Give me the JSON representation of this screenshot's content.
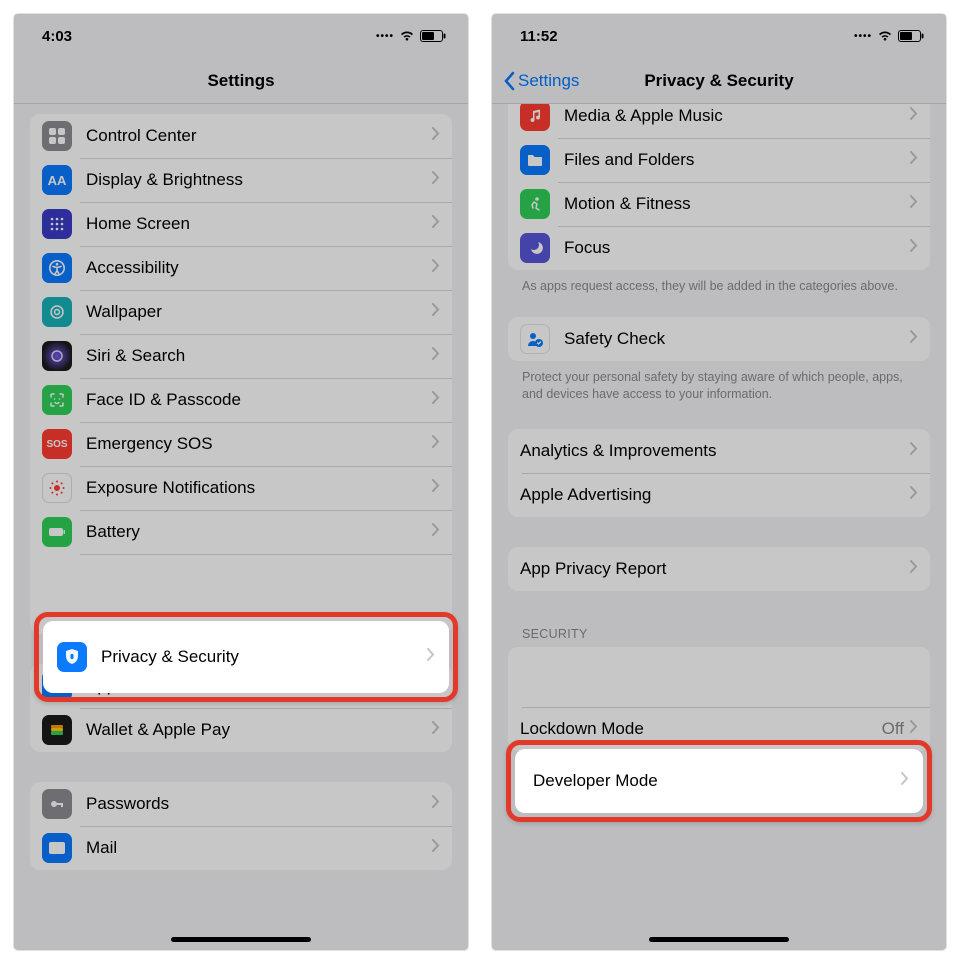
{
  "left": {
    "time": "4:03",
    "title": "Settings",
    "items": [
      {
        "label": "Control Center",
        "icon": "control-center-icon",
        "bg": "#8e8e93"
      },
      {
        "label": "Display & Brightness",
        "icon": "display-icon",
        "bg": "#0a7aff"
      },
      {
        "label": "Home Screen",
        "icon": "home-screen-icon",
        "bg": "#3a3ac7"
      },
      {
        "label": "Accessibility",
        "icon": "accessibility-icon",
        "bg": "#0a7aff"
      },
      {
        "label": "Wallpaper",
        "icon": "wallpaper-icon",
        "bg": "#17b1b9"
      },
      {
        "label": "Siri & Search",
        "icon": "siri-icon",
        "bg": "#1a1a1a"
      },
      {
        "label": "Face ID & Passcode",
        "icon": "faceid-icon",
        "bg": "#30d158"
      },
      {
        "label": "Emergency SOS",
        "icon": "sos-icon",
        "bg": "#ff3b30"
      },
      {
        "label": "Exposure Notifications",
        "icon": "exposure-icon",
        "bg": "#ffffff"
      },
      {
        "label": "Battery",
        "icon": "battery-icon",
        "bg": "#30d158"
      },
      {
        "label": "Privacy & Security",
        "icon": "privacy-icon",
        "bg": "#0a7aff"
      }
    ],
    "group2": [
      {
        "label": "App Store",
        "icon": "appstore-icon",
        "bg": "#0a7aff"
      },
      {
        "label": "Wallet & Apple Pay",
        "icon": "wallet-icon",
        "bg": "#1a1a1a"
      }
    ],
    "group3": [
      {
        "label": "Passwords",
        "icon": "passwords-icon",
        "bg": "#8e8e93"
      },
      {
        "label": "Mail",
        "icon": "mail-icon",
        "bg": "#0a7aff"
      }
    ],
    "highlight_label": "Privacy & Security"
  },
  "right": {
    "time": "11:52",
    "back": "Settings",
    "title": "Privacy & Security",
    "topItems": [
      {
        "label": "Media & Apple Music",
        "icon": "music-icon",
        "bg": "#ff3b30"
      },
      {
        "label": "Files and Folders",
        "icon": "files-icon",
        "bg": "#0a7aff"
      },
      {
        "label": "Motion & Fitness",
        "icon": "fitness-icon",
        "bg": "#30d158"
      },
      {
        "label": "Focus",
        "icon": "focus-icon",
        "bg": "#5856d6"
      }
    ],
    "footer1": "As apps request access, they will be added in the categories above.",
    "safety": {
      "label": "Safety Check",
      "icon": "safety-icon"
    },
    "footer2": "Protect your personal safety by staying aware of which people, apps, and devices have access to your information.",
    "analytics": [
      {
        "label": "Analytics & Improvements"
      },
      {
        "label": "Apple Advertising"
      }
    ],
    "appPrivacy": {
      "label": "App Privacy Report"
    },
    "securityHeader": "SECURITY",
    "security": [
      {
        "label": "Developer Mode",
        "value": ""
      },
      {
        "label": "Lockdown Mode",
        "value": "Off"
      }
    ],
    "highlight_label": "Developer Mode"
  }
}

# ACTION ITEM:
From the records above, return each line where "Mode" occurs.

# OUTPUT FOR THIS TASK:
        "label": "Developer Mode",
        "label": "Lockdown Mode",
    "highlight_label": "Developer Mode"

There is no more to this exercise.